Exercise brief: Report every line below that holds the word "description".

Data for this exercise:
--- START ---

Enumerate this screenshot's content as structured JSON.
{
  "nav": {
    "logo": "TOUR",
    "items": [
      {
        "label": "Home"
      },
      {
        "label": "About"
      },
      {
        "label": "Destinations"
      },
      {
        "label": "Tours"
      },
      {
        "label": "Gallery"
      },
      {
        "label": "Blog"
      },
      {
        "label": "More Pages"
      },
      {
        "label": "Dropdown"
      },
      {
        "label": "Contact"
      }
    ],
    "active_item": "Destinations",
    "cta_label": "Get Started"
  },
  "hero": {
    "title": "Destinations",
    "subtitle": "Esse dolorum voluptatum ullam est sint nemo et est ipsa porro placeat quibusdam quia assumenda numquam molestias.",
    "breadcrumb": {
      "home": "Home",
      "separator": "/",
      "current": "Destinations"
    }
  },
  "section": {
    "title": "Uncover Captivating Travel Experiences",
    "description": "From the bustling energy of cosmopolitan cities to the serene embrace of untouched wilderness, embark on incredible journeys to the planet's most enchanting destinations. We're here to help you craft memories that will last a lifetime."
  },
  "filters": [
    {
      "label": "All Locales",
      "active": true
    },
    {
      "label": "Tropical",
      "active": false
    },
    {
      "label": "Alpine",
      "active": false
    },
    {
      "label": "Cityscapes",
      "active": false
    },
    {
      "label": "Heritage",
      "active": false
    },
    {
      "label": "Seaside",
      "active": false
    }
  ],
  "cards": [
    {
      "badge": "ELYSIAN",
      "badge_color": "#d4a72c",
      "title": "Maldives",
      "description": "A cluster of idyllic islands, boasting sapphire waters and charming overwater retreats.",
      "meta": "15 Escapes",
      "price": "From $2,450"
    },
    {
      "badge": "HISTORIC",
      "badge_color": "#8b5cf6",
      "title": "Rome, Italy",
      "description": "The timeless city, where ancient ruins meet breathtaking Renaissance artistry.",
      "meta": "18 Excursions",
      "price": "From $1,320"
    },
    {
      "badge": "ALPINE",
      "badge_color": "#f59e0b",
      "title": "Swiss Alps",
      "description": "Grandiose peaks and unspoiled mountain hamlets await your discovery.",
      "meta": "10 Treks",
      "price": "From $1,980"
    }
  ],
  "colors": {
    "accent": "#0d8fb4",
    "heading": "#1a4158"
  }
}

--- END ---

Exercise result:
    "description": "From the bustling energy of cosmopolitan cities to the serene embrace of untouched wilderness, embark on incredible journeys to the planet's most enchanting destinations. We're here to help you craft memories that will last a lifetime."
      "description": "A cluster of idyllic islands, boasting sapphire waters and charming overwater retreats.",
      "description": "The timeless city, where ancient ruins meet breathtaking Renaissance artistry.",
      "description": "Grandiose peaks and unspoiled mountain hamlets await your discovery.",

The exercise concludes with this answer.